money1The Independent Parliamentary Standards Authority (Ipsa) is expected to propose a 15 per cent pay rise for MPs from 2015, taking their salaries from £65,738 to over £75,000. However, the body has insisted that no decision has yet been made.

In January we reported that nearly 70 per cent of MPs felt that £65738 wasn’t enough and they should get a 32 per cent pay rise.

Later the same month, we reported that Mr Speaker John Bercow had urged the Prime Minster not to interfere with Ipsa’s decision because he felt a substantial rise would not be popular with the public or the public sector. Bercow himself accepted a 1 per cent rise this year which took his income to £142,162.

Matthew Sinclair, chief executive of the TaxPayers’ Alliance, said: “Politicians shouldn’t get huge pay hikes when taxpayers and other public sector workers are facing pay freezes and cuts. MPs are already very well paid, and have other perks like gold-plated pensions that most taxpayers could never afford for themselves.

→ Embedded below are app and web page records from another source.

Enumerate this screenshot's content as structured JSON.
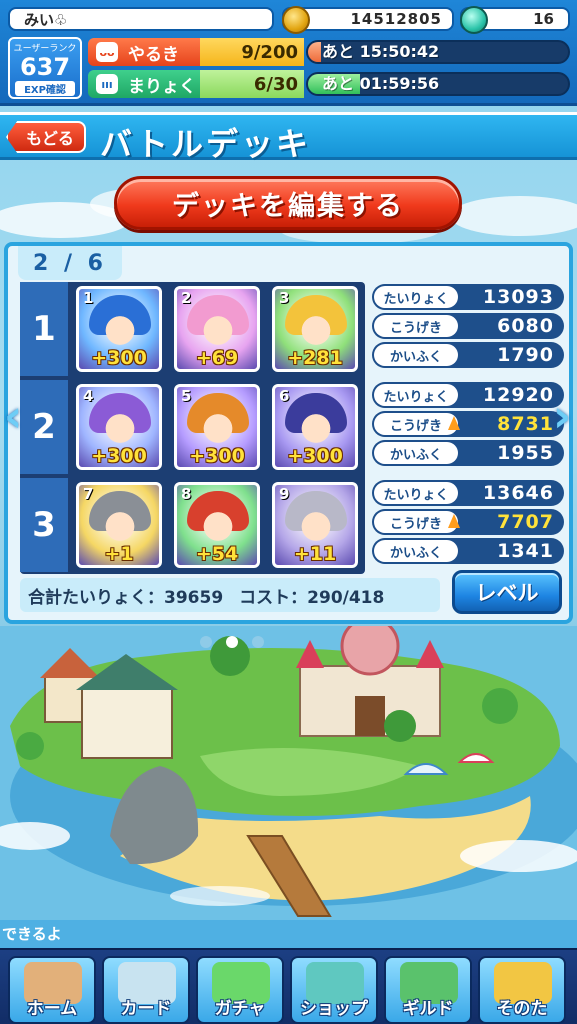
{
  "status": {
    "player_name": "みい♧",
    "coins": "14512805",
    "gems": "16",
    "rank_label": "ユーザーランク",
    "rank_value": "637",
    "exp_label": "EXP確認",
    "yaruki": {
      "label": "やるき",
      "count": "9/200",
      "timer": "あと 15:50:42",
      "fill": 0.05
    },
    "maryoku": {
      "label": "まりょく",
      "count": "6/30",
      "timer": "あと 01:59:56",
      "fill": 0.2
    }
  },
  "header": {
    "back_label": "もどる",
    "title": "バトルデッキ"
  },
  "edit_button_label": "デッキを編集する",
  "deck": {
    "page": "2 / 6",
    "rows": [
      {
        "num": "1",
        "cards": [
          {
            "slot": "1",
            "plus": "+300",
            "bg": "#6fb7ff",
            "hair": "#2a6fd6"
          },
          {
            "slot": "2",
            "plus": "+69",
            "bg": "#e7a4f0",
            "hair": "#f29bd0"
          },
          {
            "slot": "3",
            "plus": "+281",
            "bg": "#8fe07a",
            "hair": "#f3c33b"
          }
        ],
        "stats": [
          {
            "label": "たいりょく",
            "value": "13093",
            "boost": false
          },
          {
            "label": "こうげき",
            "value": "6080",
            "boost": false
          },
          {
            "label": "かいふく",
            "value": "1790",
            "boost": false
          }
        ]
      },
      {
        "num": "2",
        "cards": [
          {
            "slot": "4",
            "plus": "+300",
            "bg": "#9fb5ff",
            "hair": "#8b5bd6"
          },
          {
            "slot": "5",
            "plus": "+300",
            "bg": "#b59cff",
            "hair": "#e58a2a"
          },
          {
            "slot": "6",
            "plus": "+300",
            "bg": "#a99af2",
            "hair": "#3b3c9c"
          }
        ],
        "stats": [
          {
            "label": "たいりょく",
            "value": "12920",
            "boost": false
          },
          {
            "label": "こうげき",
            "value": "8731",
            "boost": true
          },
          {
            "label": "かいふく",
            "value": "1955",
            "boost": false
          }
        ]
      },
      {
        "num": "3",
        "cards": [
          {
            "slot": "7",
            "plus": "+1",
            "bg": "#f5d764",
            "hair": "#8a8f96"
          },
          {
            "slot": "8",
            "plus": "+54",
            "bg": "#7fe08d",
            "hair": "#d8402d"
          },
          {
            "slot": "9",
            "plus": "+11",
            "bg": "#b4a6e8",
            "hair": "#b8b8c8"
          }
        ],
        "stats": [
          {
            "label": "たいりょく",
            "value": "13646",
            "boost": false
          },
          {
            "label": "こうげき",
            "value": "7707",
            "boost": true
          },
          {
            "label": "かいふく",
            "value": "1341",
            "boost": false
          }
        ]
      }
    ],
    "total_hp": "合計たいりょく：39659",
    "cost": "コスト：290/418",
    "level_button": "レベル"
  },
  "ticker_text": "できるよ",
  "nav": [
    {
      "label": "ホーム",
      "icon": "home-icon",
      "color": "#e2b07a"
    },
    {
      "label": "カード",
      "icon": "card-icon",
      "color": "#c8e3f0"
    },
    {
      "label": "ガチャ",
      "icon": "gacha-icon",
      "color": "#6ad86a"
    },
    {
      "label": "ショップ",
      "icon": "shop-icon",
      "color": "#5fc8c0"
    },
    {
      "label": "ギルド",
      "icon": "guild-icon",
      "color": "#5ac26c"
    },
    {
      "label": "そのた",
      "icon": "other-icon",
      "color": "#f2c643"
    }
  ]
}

There can’t be one rule for MPs and another for the rest of the country.”